I must certainly express special gratitude to Natalia Solzhenitsyn for her tireless work and her truly invaluable contribution to the preservation of Alexander Solzhenitsyn’s legacy.
Alexander Solzhenitsyn’s widow Natalia Solzhenitsyn: Friends,
I would like to thank everyone who remains receptive and true to Alexander Solzhenitsyn’s ideas and memory.
Allow me to thank the prominent members of the organising committee. They are very important people with busy lives. Still, they were able to dedicate their time and effort to the celebrations of Solzhenitsyn’s centenary across the country.
As Alexander Solzhenitsyn said back in the 1970s: throughout my life all I do is walk the earth of my Fatherland, and it is only her pain that I hear, and I cannot write about anything but her. Afterwards his was expelled from the country, but they never succeeded in separating him from his homeland. He returned when he was allowed to do so.

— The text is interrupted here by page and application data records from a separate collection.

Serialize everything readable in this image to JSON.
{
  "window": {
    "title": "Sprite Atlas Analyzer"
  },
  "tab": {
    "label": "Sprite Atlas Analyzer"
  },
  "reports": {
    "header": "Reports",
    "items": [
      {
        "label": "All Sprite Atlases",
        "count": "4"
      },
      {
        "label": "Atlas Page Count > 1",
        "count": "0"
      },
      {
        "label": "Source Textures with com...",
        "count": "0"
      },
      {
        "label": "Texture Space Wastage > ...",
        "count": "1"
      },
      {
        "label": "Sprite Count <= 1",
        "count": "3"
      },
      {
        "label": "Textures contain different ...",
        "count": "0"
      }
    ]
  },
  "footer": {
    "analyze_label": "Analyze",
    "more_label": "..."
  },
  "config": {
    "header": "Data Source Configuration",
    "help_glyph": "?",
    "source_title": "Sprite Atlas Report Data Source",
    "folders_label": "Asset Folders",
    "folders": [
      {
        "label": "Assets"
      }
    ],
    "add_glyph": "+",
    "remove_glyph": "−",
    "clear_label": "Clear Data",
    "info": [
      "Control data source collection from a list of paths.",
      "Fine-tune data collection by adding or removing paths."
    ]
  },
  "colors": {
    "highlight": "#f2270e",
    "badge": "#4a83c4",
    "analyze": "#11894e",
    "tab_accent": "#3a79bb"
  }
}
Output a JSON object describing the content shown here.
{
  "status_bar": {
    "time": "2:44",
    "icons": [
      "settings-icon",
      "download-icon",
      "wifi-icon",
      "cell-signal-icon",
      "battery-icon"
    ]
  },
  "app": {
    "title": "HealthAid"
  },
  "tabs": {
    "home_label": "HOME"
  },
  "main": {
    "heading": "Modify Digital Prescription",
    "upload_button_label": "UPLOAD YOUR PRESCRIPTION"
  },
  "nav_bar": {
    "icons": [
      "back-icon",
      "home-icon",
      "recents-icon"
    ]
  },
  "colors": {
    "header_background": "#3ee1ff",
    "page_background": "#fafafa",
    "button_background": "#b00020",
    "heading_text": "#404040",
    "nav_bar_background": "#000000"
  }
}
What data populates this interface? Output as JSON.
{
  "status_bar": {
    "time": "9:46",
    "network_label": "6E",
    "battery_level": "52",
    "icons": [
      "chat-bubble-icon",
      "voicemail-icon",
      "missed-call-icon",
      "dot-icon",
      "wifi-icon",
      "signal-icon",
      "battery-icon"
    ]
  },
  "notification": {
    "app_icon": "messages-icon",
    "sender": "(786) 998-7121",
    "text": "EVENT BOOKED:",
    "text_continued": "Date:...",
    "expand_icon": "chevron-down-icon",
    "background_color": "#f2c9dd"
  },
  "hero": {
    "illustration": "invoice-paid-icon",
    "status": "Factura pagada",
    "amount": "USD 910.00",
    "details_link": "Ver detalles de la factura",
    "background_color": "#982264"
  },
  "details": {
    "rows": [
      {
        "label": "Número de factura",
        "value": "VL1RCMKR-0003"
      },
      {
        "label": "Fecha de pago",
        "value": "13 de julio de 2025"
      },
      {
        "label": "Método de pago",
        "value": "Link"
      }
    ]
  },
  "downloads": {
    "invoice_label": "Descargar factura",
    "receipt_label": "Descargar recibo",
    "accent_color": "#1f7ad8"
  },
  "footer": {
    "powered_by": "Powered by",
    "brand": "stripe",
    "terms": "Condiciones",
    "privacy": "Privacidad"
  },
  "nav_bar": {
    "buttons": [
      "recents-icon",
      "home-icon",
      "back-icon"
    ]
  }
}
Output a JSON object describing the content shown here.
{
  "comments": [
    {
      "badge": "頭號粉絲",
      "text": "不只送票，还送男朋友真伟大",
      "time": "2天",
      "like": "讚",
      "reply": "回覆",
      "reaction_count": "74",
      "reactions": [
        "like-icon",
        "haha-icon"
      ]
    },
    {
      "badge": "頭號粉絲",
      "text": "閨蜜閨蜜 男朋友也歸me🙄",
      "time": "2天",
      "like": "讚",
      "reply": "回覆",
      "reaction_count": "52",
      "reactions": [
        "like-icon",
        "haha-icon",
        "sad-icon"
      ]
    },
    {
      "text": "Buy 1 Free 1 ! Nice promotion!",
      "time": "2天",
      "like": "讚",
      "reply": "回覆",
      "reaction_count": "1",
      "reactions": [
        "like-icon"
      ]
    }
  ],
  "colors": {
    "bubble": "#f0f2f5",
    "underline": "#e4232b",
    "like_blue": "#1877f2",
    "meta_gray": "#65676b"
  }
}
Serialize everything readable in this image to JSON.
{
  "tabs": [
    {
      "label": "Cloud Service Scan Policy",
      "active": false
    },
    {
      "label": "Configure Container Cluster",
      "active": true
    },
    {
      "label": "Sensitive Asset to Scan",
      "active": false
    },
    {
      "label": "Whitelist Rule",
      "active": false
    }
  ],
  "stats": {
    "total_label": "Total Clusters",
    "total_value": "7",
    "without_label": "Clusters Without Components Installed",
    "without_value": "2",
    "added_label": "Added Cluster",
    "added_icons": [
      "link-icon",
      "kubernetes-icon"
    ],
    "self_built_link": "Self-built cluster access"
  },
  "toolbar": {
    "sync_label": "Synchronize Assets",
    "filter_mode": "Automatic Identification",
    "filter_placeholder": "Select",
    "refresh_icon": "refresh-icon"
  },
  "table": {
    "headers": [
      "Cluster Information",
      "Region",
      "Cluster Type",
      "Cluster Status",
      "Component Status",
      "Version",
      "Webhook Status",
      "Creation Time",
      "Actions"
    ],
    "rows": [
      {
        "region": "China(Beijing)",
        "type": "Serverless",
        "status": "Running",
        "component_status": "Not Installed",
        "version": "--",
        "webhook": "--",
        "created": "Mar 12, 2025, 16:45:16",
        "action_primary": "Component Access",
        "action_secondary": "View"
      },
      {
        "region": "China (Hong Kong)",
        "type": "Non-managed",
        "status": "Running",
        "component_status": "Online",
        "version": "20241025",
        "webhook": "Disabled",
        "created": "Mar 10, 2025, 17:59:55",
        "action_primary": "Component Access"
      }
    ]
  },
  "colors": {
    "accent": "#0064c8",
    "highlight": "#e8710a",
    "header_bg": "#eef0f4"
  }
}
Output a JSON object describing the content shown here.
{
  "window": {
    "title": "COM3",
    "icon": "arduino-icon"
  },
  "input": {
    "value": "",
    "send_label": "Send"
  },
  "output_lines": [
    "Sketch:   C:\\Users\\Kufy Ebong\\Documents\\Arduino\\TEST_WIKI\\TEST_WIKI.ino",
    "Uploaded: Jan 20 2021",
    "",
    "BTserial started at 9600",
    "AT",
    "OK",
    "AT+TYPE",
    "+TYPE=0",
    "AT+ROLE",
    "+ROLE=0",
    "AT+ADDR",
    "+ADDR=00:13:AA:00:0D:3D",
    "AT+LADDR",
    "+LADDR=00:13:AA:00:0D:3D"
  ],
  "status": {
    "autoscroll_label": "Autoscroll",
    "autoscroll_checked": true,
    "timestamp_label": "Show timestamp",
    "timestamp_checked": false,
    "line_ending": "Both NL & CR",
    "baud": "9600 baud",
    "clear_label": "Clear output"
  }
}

So throughout his life he walked the earth of his Fatherland, and now that he is no longer with us he rises once again, and will always stand upright.
I am especially delighted that on the monument’s right side is Matryona, the true Christian who can be found in any village, city and across our land. Let us cherish the righteous ones, who are still among us, staying in the shadows.
To his left is an image of Ivan Denisovich, carved in stone. For him, life in a prison camp was challenging, but on the outside life can also be dangerous, miserable and hard.
What I would like to say is that the world has gone mad, and in many places people do not live as they should: killing each other, keeping one another in poverty, hunger and other hardships. For this reason, the day in the life of Ivan Denisovich is not yet over. We have to be mindful of this, and see the world around us with open eyes. Whenever we spot an opportunity to help Ivan Denisovich, it is the responsibility of each and every one of us to do so.
Thank you all very much.